I don’t worry too much about occasional downs in macroeconomic statistics, as long as they are mostly ups. Three in a row gets my attention though.
Productivity probably should be the key macroeconomic statistic. After all, the increased productivity of individual workers is the only reason that anyone can afford to pay them more in real terms.
The thing is, productivity isn’t the key statistic because we can’t measure it directly. Instead we measure it as a residual. We track output growth first, then we subtract out how much of that has to do with growth in employment and hours. From that we subtract out how much has to do with growth in amount and utilization of capital. What’s left is improvements in productivity (usually attributed to improved technology). So, productivity is a little dicey.
Nonetheless, government statisticians are careful about their data and methods, so while we may treat a productivity growth number as imprecise, we think that evens out over several consecutive measurements.
So, why on earth would productivity be slowing down? Determining causality here is problematic. What we do in practice is run through some plausible explanations.
First, could technology be going backwards? This seems unlikely. Just look around. Some would argue that the technological improvements we are making are just not that important (it’s summer of 2016, so the big new thing is Pokémon Go), and maybe that’s true. Personally, I’m always leery of just-so stories about how the present is horrible and the past was so much better. Nonetheless, there is a serious macroeconomic research looking into this possibility (like this).
Second, are our machines not working properly? The statistic to look at here is capacity utilization. This shows roughly what percentage of available hours the available machinery is working, so higher is better. This has been on a downward trend for decades, and we’re not sure that’s a bad thing. It does mean that we should probably focus on the last decade or so though. Now, the way this relates to productivity is that if capacity utilization is higher, productivity might be lower because we’re pushing the more marginal machines into production. This does not seem to be the case: capacity utilization has been falling for about a year.
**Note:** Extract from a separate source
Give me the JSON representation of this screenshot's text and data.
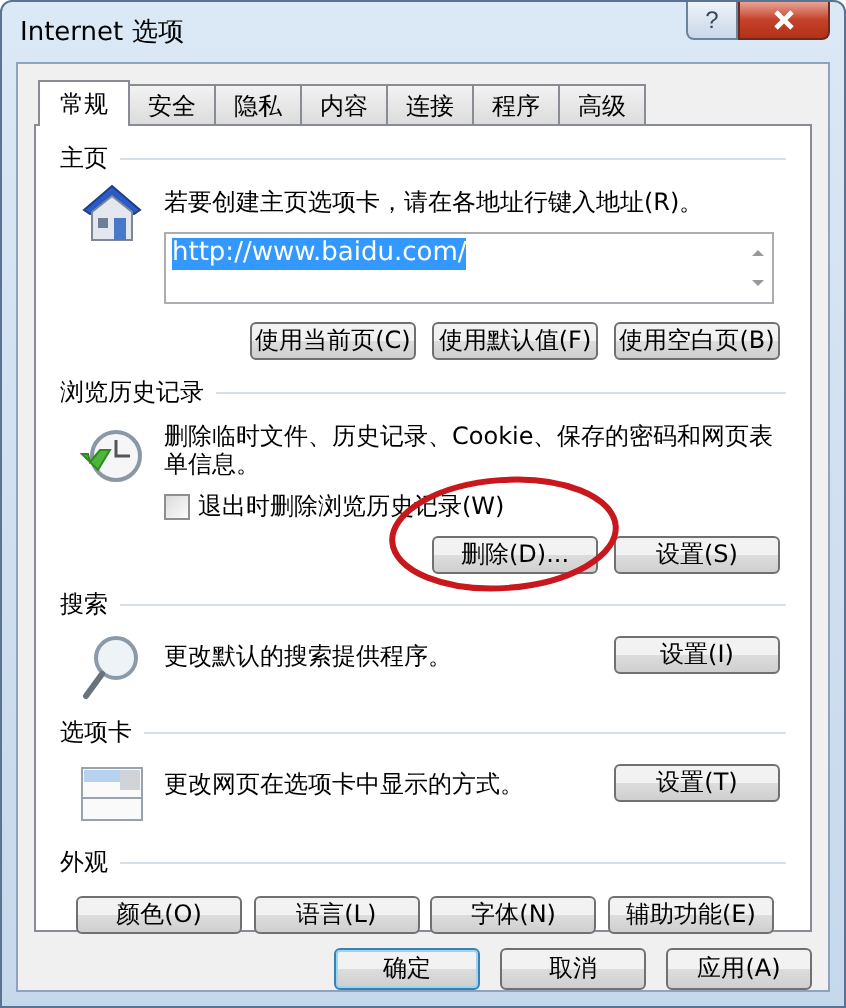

Maybe we pushed our machines too hard a year or two ago, and we’re seeing the consequences now … but that’s stretching a bit, don’t you think?
Third, are our people not working properly? Maybe productivity, averaged across all of us, is faltering because some of us just stink at working.
Macroeconomics is a craft that one practices. No one ever really knows anything for certain. But the idea with a craft is that you practice to get better at noticing the details and taking care of them. And for my money, that last one is the explanation that’s holding water for me.
Our labor force is near, or at, full employment, with our unemployment rate hovering below 5%. Firms say that have lots of jobs (you have to dig into the JOLTS data a bit to find this) but have trouble finding people with the skills needed to fill them (job openings are going up faster than job hires). Taken together, these tend to suggest that firms are scraping the bottom of the barrel with their new hires. A third factor to add is that, demographically, the baby boomers are starting to retire in large numbers. They take their experience with them, and this is hurting some firms.
The question that needs to be addressed then, is whether what we’re experiencing is 1) merely the tempoarily heavy replacement of experienced workers with inexperienced ones (if a demographic change that’s going to take a couple of decades to play itself out is best described as temporary), or 2) solid evidence that a larger than normal chunk of the population simply isn’t worth employing. Productivity data is pretty volatile, but a quick graph I produced on the BLS website shows that productivity has been in negative territory quite a bit during the Obama expansion. For as long as I can remember, society has been complaining about an underclass of people who don’t fit into the working world. I used to regard that as just grousing, but now I wonder if that group is finally large enough to make an observable difference.